• _What is being asked_:
Retype every entry exactly, character for character.

• _Records for the exercise_:
-----
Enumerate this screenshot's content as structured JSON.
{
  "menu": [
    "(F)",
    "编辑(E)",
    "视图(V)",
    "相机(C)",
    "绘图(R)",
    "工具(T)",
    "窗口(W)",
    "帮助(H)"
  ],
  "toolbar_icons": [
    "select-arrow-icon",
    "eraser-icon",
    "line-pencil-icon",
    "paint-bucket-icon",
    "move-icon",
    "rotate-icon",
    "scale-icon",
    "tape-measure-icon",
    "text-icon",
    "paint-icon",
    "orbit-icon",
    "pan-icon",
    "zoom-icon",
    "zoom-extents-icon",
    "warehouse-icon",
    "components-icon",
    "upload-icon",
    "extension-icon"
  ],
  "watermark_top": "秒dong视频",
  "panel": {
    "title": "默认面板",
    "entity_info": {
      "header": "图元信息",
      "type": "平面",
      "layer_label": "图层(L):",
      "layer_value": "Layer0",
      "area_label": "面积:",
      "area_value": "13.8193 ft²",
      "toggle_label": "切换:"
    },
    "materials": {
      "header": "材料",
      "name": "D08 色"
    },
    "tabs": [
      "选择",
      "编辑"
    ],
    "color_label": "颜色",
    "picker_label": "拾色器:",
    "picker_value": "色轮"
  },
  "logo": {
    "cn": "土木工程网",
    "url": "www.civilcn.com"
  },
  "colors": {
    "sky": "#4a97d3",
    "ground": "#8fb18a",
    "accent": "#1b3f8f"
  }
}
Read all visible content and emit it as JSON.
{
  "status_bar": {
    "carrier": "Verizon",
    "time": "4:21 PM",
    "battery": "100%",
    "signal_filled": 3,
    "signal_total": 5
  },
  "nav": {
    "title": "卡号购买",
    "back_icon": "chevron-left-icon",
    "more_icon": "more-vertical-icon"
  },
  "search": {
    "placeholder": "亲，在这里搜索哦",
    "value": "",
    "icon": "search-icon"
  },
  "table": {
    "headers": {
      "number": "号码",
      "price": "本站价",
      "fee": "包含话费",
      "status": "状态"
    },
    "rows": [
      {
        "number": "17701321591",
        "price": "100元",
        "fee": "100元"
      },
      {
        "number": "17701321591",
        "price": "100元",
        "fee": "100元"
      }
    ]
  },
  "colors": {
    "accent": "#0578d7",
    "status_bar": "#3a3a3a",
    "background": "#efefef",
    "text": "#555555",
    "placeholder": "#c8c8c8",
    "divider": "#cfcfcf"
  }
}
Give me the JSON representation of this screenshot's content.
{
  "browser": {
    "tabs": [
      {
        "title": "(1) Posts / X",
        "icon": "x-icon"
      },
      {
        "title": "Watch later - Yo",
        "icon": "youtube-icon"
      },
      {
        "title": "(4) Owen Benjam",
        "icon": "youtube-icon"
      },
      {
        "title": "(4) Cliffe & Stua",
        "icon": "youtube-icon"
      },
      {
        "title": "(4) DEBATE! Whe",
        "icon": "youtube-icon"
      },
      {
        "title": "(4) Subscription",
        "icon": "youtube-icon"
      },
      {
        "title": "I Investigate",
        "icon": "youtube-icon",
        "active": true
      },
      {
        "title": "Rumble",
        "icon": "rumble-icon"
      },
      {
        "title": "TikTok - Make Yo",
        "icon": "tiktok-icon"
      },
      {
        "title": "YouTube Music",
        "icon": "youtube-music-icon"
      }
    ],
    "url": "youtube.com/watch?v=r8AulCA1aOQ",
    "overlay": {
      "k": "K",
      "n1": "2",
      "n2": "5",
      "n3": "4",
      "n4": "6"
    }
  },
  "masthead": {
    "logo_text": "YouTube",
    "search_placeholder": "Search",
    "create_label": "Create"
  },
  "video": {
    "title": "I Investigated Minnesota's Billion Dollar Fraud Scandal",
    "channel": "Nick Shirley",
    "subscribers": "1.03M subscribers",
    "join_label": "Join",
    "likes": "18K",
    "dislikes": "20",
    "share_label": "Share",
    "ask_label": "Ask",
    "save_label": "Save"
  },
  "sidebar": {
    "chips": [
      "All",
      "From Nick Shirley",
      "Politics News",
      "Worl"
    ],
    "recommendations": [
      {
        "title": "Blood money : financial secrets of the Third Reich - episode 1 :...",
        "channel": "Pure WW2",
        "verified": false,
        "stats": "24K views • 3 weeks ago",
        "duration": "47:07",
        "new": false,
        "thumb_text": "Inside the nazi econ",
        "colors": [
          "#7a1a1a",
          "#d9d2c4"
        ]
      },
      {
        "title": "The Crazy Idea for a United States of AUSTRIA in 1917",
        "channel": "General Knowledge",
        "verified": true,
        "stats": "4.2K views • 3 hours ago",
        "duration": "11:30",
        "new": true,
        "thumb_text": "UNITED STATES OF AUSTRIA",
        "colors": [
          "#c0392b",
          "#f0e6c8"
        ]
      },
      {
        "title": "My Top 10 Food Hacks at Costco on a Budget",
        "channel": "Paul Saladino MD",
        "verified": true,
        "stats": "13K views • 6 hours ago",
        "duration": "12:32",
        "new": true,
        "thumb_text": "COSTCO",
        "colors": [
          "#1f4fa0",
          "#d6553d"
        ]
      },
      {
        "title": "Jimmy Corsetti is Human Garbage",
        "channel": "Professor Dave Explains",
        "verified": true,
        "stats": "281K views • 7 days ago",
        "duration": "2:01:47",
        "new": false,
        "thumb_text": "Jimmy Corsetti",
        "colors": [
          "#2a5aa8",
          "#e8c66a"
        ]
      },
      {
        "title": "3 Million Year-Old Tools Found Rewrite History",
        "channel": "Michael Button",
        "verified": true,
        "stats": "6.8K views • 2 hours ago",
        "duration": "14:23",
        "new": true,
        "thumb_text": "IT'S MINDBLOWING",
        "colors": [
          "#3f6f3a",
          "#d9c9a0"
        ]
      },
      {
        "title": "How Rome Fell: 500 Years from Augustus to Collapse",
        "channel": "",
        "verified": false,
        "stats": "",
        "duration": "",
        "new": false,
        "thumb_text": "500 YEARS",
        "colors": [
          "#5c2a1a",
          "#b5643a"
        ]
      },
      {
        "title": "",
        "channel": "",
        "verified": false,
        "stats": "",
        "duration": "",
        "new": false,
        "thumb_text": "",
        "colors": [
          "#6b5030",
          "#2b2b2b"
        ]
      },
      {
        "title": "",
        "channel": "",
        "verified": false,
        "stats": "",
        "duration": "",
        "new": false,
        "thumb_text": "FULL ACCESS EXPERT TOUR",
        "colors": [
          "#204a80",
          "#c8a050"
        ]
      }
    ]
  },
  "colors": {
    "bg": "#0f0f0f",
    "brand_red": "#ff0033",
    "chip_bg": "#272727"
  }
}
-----
• _Written response_:
Enumerate this screenshot's content as structured JSON.
{
  "menu": [
    "(F)",
    "编辑(E)",
    "视图(V)",
    "相机(C)",
    "绘图(R)",
    "工具(T)",
    "窗口(W)",
    "帮助(H)"
  ],
  "toolbar_icons": [
    "select-arrow-icon",
    "eraser-icon",
    "line-pencil-icon",
    "paint-bucket-icon",
    "move-icon",
    "rotate-icon",
    "scale-icon",
    "tape-measure-icon",
    "text-icon",
    "paint-icon",
    "orbit-icon",
    "pan-icon",
    "zoom-icon",
    "zoom-extents-icon",
    "warehouse-icon",
    "components-icon",
    "upload-icon",
    "extension-icon"
  ],
  "watermark_top": "秒dong视频",
  "panel": {
    "title": "默认面板",
    "entity_info": {
      "header": "图元信息",
      "type": "平面",
      "layer_label": "图层(L):",
      "layer_value": "Layer0",
      "area_label": "面积:",
      "area_value": "13.8193 ft²",
      "toggle_label": "切换:"
    },
    "materials": {
      "header": "材料",
      "name": "D08 色"
    },
    "tabs": [
      "选择",
      "编辑"
    ],
    "color_label": "颜色",
    "picker_label": "拾色器:",
    "picker_value": "色轮"
  },
  "logo": {
    "cn": "土木工程网",
    "url": "www.civilcn.com"
  },
  "colors": {
    "sky": "#4a97d3",
    "ground": "#8fb18a",
    "accent": "#1b3f8f"
  }
}
Read all visible content and emit it as JSON.
{
  "status_bar": {
    "carrier": "Verizon",
    "time": "4:21 PM",
    "battery": "100%",
    "signal_filled": 3,
    "signal_total": 5
  },
  "nav": {
    "title": "卡号购买",
    "back_icon": "chevron-left-icon",
    "more_icon": "more-vertical-icon"
  },
  "search": {
    "placeholder": "亲，在这里搜索哦",
    "value": "",
    "icon": "search-icon"
  },
  "table": {
    "headers": {
      "number": "号码",
      "price": "本站价",
      "fee": "包含话费",
      "status": "状态"
    },
    "rows": [
      {
        "number": "17701321591",
        "price": "100元",
        "fee": "100元"
      },
      {
        "number": "17701321591",
        "price": "100元",
        "fee": "100元"
      }
    ]
  },
  "colors": {
    "accent": "#0578d7",
    "status_bar": "#3a3a3a",
    "background": "#efefef",
    "text": "#555555",
    "placeholder": "#c8c8c8",
    "divider": "#cfcfcf"
  }
}
Give me the JSON representation of this screenshot's content.
{
  "browser": {
    "tabs": [
      {
        "title": "(1) Posts / X",
        "icon": "x-icon"
      },
      {
        "title": "Watch later - Yo",
        "icon": "youtube-icon"
      },
      {
        "title": "(4) Owen Benjam",
        "icon": "youtube-icon"
      },
      {
        "title": "(4) Cliffe & Stua",
        "icon": "youtube-icon"
      },
      {
        "title": "(4) DEBATE! Whe",
        "icon": "youtube-icon"
      },
      {
        "title": "(4) Subscription",
        "icon": "youtube-icon"
      },
      {
        "title": "I Investigate",
        "icon": "youtube-icon",
        "active": true
      },
      {
        "title": "Rumble",
        "icon": "rumble-icon"
      },
      {
        "title": "TikTok - Make Yo",
        "icon": "tiktok-icon"
      },
      {
        "title": "YouTube Music",
        "icon": "youtube-music-icon"
      }
    ],
    "url": "youtube.com/watch?v=r8AulCA1aOQ",
    "overlay": {
      "k": "K",
      "n1": "2",
      "n2": "5",
      "n3": "4",
      "n4": "6"
    }
  },
  "masthead": {
    "logo_text": "YouTube",
    "search_placeholder": "Search",
    "create_label": "Create"
  },
  "video": {
    "title": "I Investigated Minnesota's Billion Dollar Fraud Scandal",
    "channel": "Nick Shirley",
    "subscribers": "1.03M subscribers",
    "join_label": "Join",
    "likes": "18K",
    "dislikes": "20",
    "share_label": "Share",
    "ask_label": "Ask",
    "save_label": "Save"
  },
  "sidebar": {
    "chips": [
      "All",
      "From Nick Shirley",
      "Politics News",
      "Worl"
    ],
    "recommendations": [
      {
        "title": "Blood money : financial secrets of the Third Reich - episode 1 :...",
        "channel": "Pure WW2",
        "verified": false,
        "stats": "24K views • 3 weeks ago",
        "duration": "47:07",
        "new": false,
        "thumb_text": "Inside the nazi econ",
        "colors": [
          "#7a1a1a",
          "#d9d2c4"
        ]
      },
      {
        "title": "The Crazy Idea for a United States of AUSTRIA in 1917",
        "channel": "General Knowledge",
        "verified": true,
        "stats": "4.2K views • 3 hours ago",
        "duration": "11:30",
        "new": true,
        "thumb_text": "UNITED STATES OF AUSTRIA",
        "colors": [
          "#c0392b",
          "#f0e6c8"
        ]
      },
      {
        "title": "My Top 10 Food Hacks at Costco on a Budget",
        "channel": "Paul Saladino MD",
        "verified": true,
        "stats": "13K views • 6 hours ago",
        "duration": "12:32",
        "new": true,
        "thumb_text": "COSTCO",
        "colors": [
          "#1f4fa0",
          "#d6553d"
        ]
      },
      {
        "title": "Jimmy Corsetti is Human Garbage",
        "channel": "Professor Dave Explains",
        "verified": true,
        "stats": "281K views • 7 days ago",
        "duration": "2:01:47",
        "new": false,
        "thumb_text": "Jimmy Corsetti",
        "colors": [
          "#2a5aa8",
          "#e8c66a"
        ]
      },
      {
        "title": "3 Million Year-Old Tools Found Rewrite History",
        "channel": "Michael Button",
        "verified": true,
        "stats": "6.8K views • 2 hours ago",
        "duration": "14:23",
        "new": true,
        "thumb_text": "IT'S MINDBLOWING",
        "colors": [
          "#3f6f3a",
          "#d9c9a0"
        ]
      },
      {
        "title": "How Rome Fell: 500 Years from Augustus to Collapse",
        "channel": "",
        "verified": false,
        "stats": "",
        "duration": "",
        "new": false,
        "thumb_text": "500 YEARS",
        "colors": [
          "#5c2a1a",
          "#b5643a"
        ]
      },
      {
        "title": "",
        "channel": "",
        "verified": false,
        "stats": "",
        "duration": "",
        "new": false,
        "thumb_text": "",
        "colors": [
          "#6b5030",
          "#2b2b2b"
        ]
      },
      {
        "title": "",
        "channel": "",
        "verified": false,
        "stats": "",
        "duration": "",
        "new": false,
        "thumb_text": "FULL ACCESS EXPERT TOUR",
        "colors": [
          "#204a80",
          "#c8a050"
        ]
      }
    ]
  },
  "colors": {
    "bg": "#0f0f0f",
    "brand_red": "#ff0033",
    "chip_bg": "#272727"
  }
}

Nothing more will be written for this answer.